  6. Seal Drafty Windows. Especially in older houses, you will find that a lot of heat escapes through the windows. If you put your hand near the window, you may also find that there is even a draft you can feel. To seal the heat in and keep the cold air out, consider installing plastic film over the windows to create a seal. Cut the plastic to size, use double-stick tape to secure around the perimeter, and then use a hairdryer to shrink wrap the film in place. Consider doing this on any exterior French doors that you are not using during the winter as well.
  7. Add or Improve Insulation. Insulation – the pink cotton candy-like substance that you see inside walls – is what acts as your home’s blanket. Insulation keeps warm air in and cold air out during the winter months. If your house was built earlier than the mid-1900s, odds are it may not even have insulation. If this is the case, you should consider getting a quote for some blown-in insulation. Blown-in insulation can be added from the exterior of the house without requiring all the siding to be replaced. Instead, small holes can be added, or single strips of siding removed in order for the insulation to be added. This can pay dividends if you plan on staying in your home long term.
  8. Close Off Unused Spaces. This is especially recommended if your home is heated with forced hot air. Simply close the air vents in any rooms that are unused, and close the door to that room as well. Be sure to not close off too many vents in one particular part of the house though, as this could create back pressure that is detrimental to your heating system. If your home is heated using a boiler, see if you can adjust the temperature down in the parts of the house that are unused. Just be careful during extremely cold weather though, as turning the heat down too far can lead to frozen pipes.
  9. Upgrade Your HVAC System. Oil-fired HVAC systems tend to last as long as 30 years! That said, they do tend to lose efficiency over time, meaning that less of the heating oil is actually being converted to heat as the furnace ages. If your furnace is over 15 years old, you may consider installing a new one. Newer oil furnaces or boilers tend to be much more efficient and put out more heat than older ones. Be sure to track your oil consumption using a Smart Oil Gauge so you can see exactly how much home heating oil the new system saves you.
  10. Replace/Upgrade Your Windows. Along with replacing your HVAC system, replacing your windows can have a major impact on your heating oil consumption. That said, both of these improvements can be quite costly, so we only recommend them if you are going to be in the home for many years and you’ve already gone through the list above. Newer, dual-paned windows are significantly more energy efficient than the single-paned windows that older homes have. Dual-paned windows feature an air gap between the panes that acts as an insulative barrier keeping the cold air out and the warm air in.

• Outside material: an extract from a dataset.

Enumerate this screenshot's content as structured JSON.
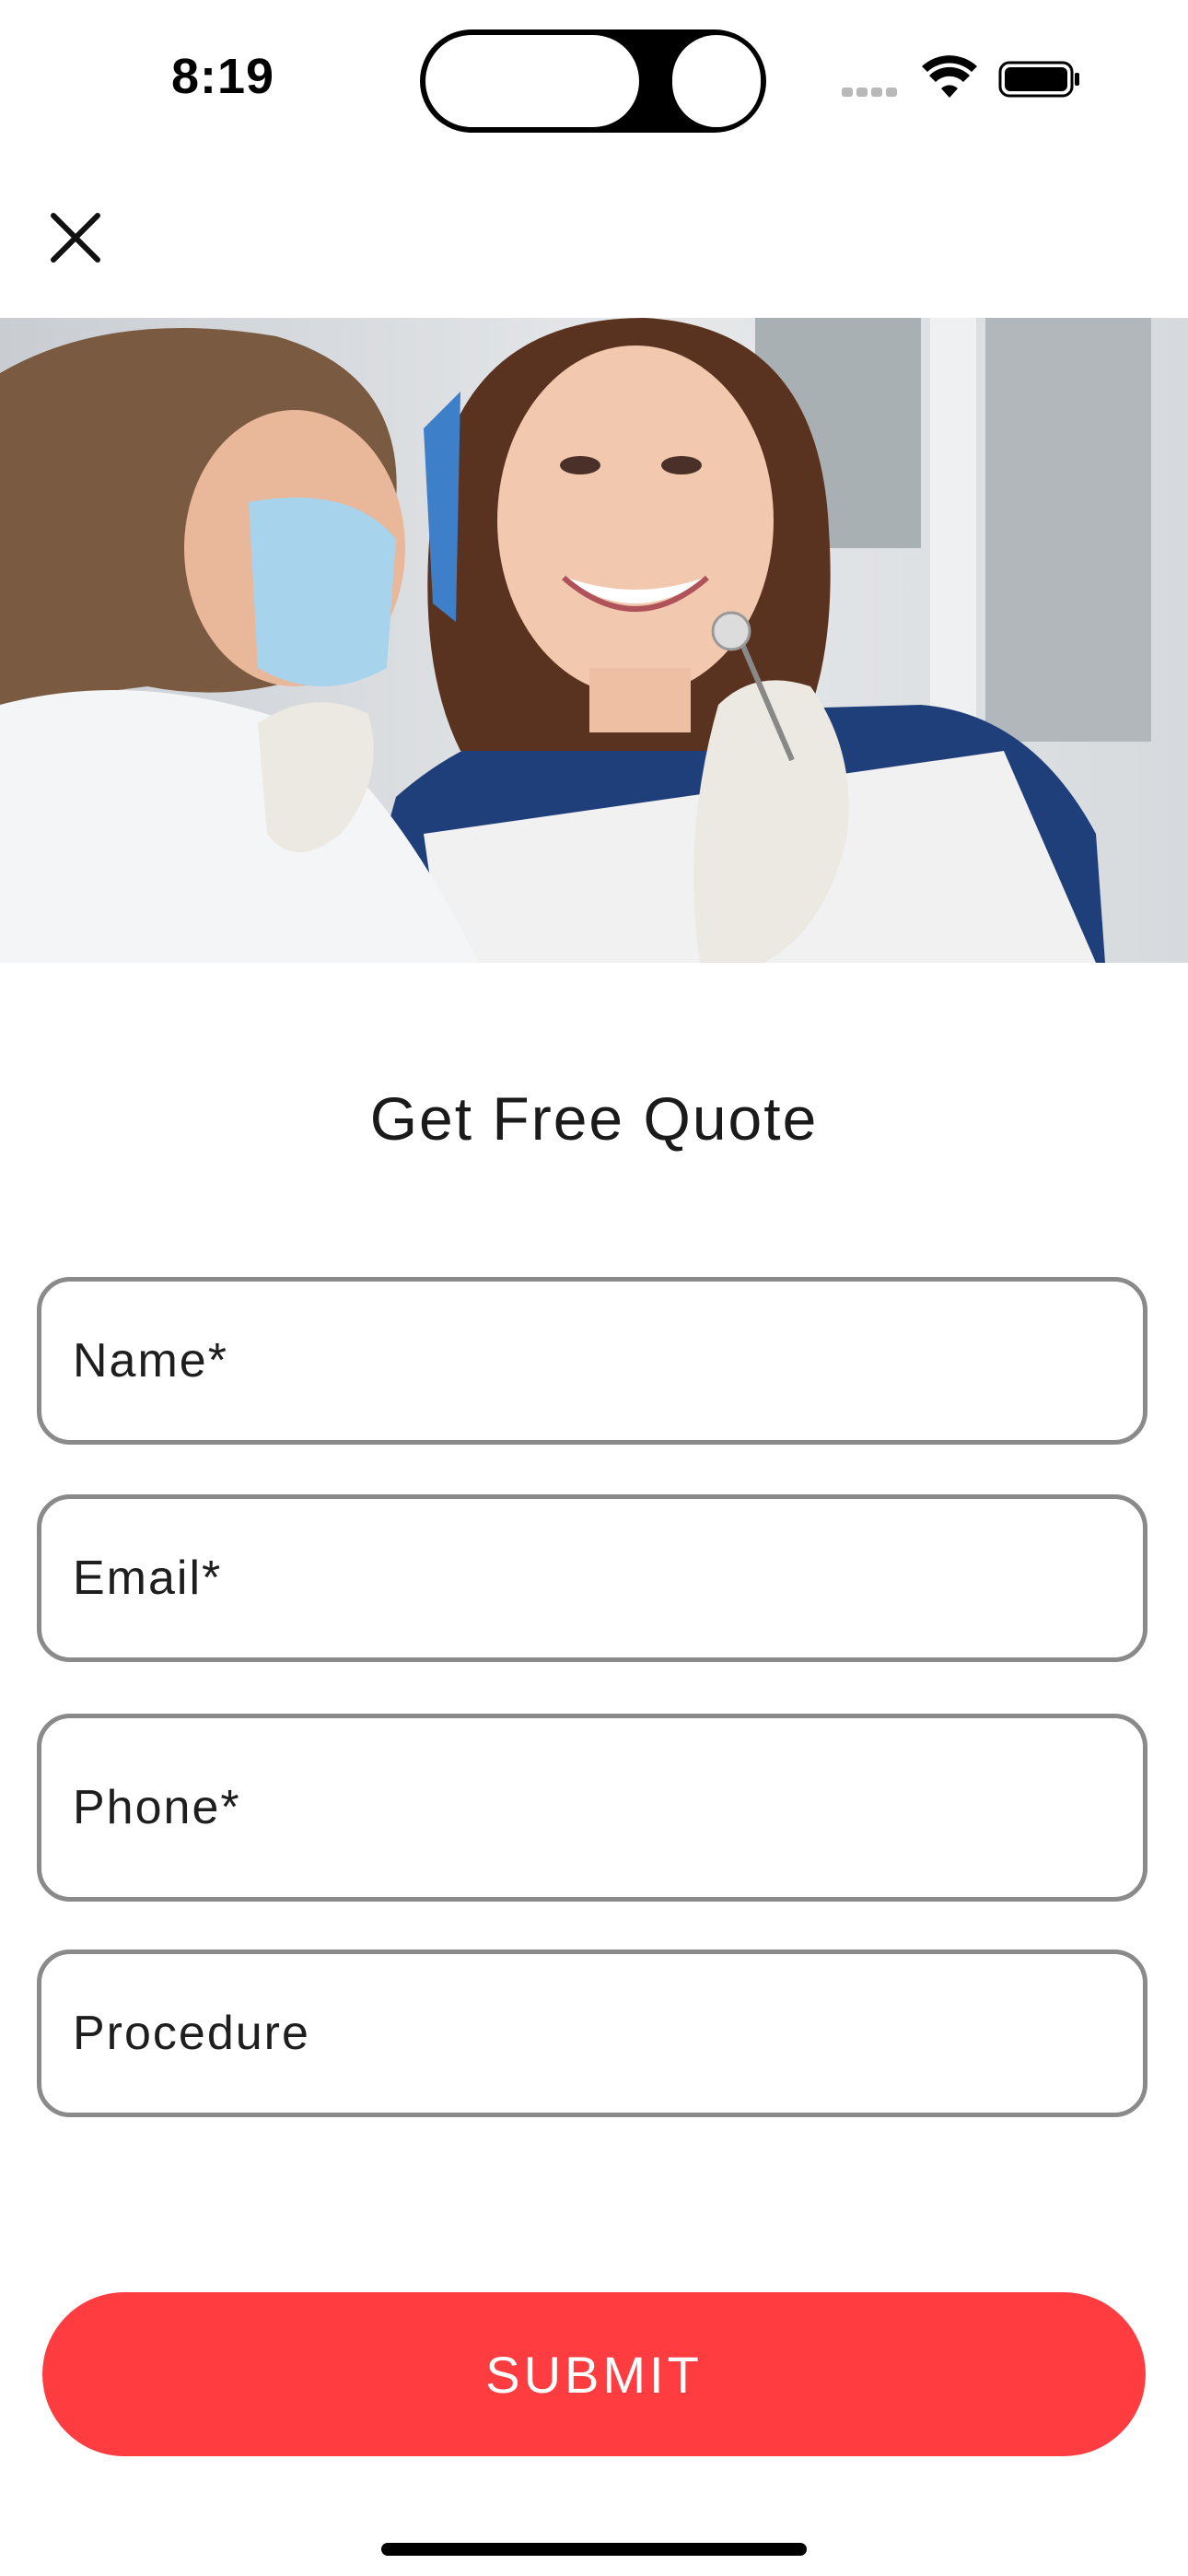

Start Saving Money on Heating Oil Today

Hopefully you’re able to take some of these suggestions and start saving money on heating oil today. Just remember, the biggest savings you can achieve is by cancelling your Automatic Delivery contract and ordering heating oil online through a site like FuelSnap. You’ll start saving money immediately, and then you can start to look at energy efficiency improvements. And if you really want to understand your consumption, you have to start by tracking your heating oil usage using a device like the Smart Oil Gauge. Understand your baseline heating oil usage, and then start working your way through the list above to save money on heating oil. Most of these improvements will pay for themselves over time, and all will lead to a more comfortable home during the winter months.

Happy heating,

Steve